My food and eating history is complex. A stressful breakup in high school spurred a control-based battle with Anorexia, then my attempts at recovery led to overeating and occasionally binge eating. When I finally took charge of my health and got my act together, I felt great. I focused on real foods, training for a race, and building back my confidence.
Things were golden when this blog was created. I was living at home with very few expenses, working a job with reasonable hours, training for a marathon, and getting plenty of sleep.I didn’t overanalyze my meals, but definitely focused on eating really well. I’d also admit to being more rigid and less social at that period than I am now, which made it much easier to stick to health and fitness goals.
Unfortunately, glorious low-stress periods are often short lived. I moved to Dallas about a year and a half ago and it was the start of a lot of changes in my life. Another breakup, living on my own in a new city, working a job that I was not happy in, and in general having a lot more on my plate. It’s not much for some people, but it was stressful for me. Some of the good habits that I had been maintaining were falling through the cracks.
My recent struggles with emotional eating started at the end of the summer with what I’m seeing as my quarter-life crisis. Deciding to quit my job and make a total career change was really tough on me emotionally. I had feelings of shame, guilt, fear, and excitement all at once, and it took a toll on my health. I’ve felt much happier since making the decision, but moving home, knowing my future is still up in the air, and being unemployed is not easy for me.
My family has a history of addiction, which has manifested itself with both alcohol and food in my relatives. I never really thought I was part of that, but I am learning that certain life events and circumstances are triggering a little bit of it in me. Luckily I have pushed away the under eating tendencies – my eating disorder was such a bad time in my life that I can’t even fathom heading back in that direction – but now I go towards overeating which isn’t good either.
It’s likely not very noticeable, but I have gained weight since summer.

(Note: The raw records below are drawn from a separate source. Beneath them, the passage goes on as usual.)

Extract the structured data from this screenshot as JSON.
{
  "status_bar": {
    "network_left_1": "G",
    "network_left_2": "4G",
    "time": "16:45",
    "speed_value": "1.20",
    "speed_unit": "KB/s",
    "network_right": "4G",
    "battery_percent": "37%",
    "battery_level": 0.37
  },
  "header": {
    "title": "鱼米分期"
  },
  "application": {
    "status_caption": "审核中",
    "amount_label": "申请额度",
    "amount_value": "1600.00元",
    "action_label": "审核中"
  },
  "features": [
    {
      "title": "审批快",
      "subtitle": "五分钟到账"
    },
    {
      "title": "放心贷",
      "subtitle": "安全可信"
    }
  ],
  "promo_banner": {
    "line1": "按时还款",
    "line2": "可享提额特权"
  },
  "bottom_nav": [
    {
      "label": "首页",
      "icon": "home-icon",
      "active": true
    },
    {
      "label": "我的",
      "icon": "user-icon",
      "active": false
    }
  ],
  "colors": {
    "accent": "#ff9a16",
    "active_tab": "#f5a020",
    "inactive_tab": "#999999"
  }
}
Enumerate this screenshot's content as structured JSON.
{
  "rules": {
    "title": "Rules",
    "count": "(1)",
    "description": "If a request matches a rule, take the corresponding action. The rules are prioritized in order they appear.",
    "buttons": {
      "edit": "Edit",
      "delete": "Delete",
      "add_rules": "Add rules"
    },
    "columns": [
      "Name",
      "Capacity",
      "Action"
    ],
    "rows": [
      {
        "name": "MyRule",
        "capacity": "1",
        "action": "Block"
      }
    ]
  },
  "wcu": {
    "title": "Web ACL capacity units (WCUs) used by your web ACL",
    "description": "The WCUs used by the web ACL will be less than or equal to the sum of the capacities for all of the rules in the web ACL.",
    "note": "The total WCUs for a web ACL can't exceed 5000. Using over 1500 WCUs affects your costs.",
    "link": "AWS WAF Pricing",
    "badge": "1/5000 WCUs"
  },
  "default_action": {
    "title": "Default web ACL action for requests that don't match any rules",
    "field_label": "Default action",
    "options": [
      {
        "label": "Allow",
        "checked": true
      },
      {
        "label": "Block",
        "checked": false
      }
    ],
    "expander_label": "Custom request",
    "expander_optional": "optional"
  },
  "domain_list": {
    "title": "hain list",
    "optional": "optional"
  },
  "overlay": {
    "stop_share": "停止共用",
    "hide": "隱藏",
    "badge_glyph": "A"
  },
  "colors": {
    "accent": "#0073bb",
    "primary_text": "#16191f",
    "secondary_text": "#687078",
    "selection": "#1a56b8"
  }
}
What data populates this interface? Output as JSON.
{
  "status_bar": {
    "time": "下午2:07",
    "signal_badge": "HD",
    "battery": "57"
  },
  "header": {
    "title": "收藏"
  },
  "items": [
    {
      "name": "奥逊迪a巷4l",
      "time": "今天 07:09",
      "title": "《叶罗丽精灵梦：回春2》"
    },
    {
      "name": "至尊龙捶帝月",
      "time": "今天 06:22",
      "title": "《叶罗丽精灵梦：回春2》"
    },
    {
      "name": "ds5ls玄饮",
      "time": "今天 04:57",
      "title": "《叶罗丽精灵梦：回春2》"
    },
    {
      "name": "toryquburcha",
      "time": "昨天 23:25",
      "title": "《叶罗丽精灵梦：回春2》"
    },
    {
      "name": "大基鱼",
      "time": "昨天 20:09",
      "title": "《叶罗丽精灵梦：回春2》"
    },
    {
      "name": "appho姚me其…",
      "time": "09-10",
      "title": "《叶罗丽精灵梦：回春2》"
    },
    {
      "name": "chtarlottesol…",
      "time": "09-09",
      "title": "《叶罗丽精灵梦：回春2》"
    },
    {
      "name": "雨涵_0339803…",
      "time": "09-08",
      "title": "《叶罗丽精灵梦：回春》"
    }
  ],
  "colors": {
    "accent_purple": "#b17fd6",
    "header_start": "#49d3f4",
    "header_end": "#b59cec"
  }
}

I don’t know how much because I haven’t weighed myself, but based on how I look and the way my clothes fit I’d estimate it’s about 10 pounds. Nothing major, and certainly nothing unhealthy (I think I look fine!), but it’s a physical reminder that my eating habits haven’t been wonderful. My normal choices of vegetables and proteins have been followed with sweets and snacks far past the point of fullness. I’m not treating my body well, and it’s hard for someone that is so involved in health and fitness to admit that.
It’s also important to remember that my life hasn’t just stalled because I’m not eating the best. I’m still a happy person! I still get work done each day, volunteer, work to find my passions, exercise (hello 22:18 5k PR!), travel, build a relationship with my boyfriend, and hang out with my friends. Food is only ONE part of my life, and while it’s unfortunately not the easiest part right now, life goes on. There are tons of amazing, wonderful things happening for me and I am focusing on my blessings.
I recognize that my history makes me more conscious on a daily basis of what I put into my body. Sometimes I wish it weren’t that way, but I can’t change my past. The plan is to actively work on my relationship with food. It may include experimenting with different foods, different meal sizes, etc. I’m just going to figure out what makes me happy and what allows me to feel good about myself each day, and I hope you guys can bare with me! I know it won’t always be perfect, but I’m going to do my best.
I want to add, because I know I’ll get comments, that I don’t think that this little speed bump at all affects my ability to work in the health field. I chose to educate myself on nutrition for my own benefit, and as a result I’ve been able to help others. My previous (and current) struggles and willingness to be open about them have connected me to girls that appreciate that type of support. I am not an expert or a professional, but my personal experiences have taught me a lot about how to manage different health issues, even if I don’t always take my own advice.
The career change I am moving towards is not nutrition, and I promise I’ll tell you more about it in a few weeks!
It’s scary to post this, but good to get it out and hopefully helps you all understand a little bit more about what I’m going through. I’d like to remind everyone that all people and all bloggers have their own struggles, many of which feel embarrassing and aren’t shared. Everyone has the right to fat days, getting a little off track, and wanting to clean up their diet regardless of their past or present weight. It’s impossible, especially through the internet, to ever know fully what someone is experiencing, and the best thing we can do as friends is be open and supportive.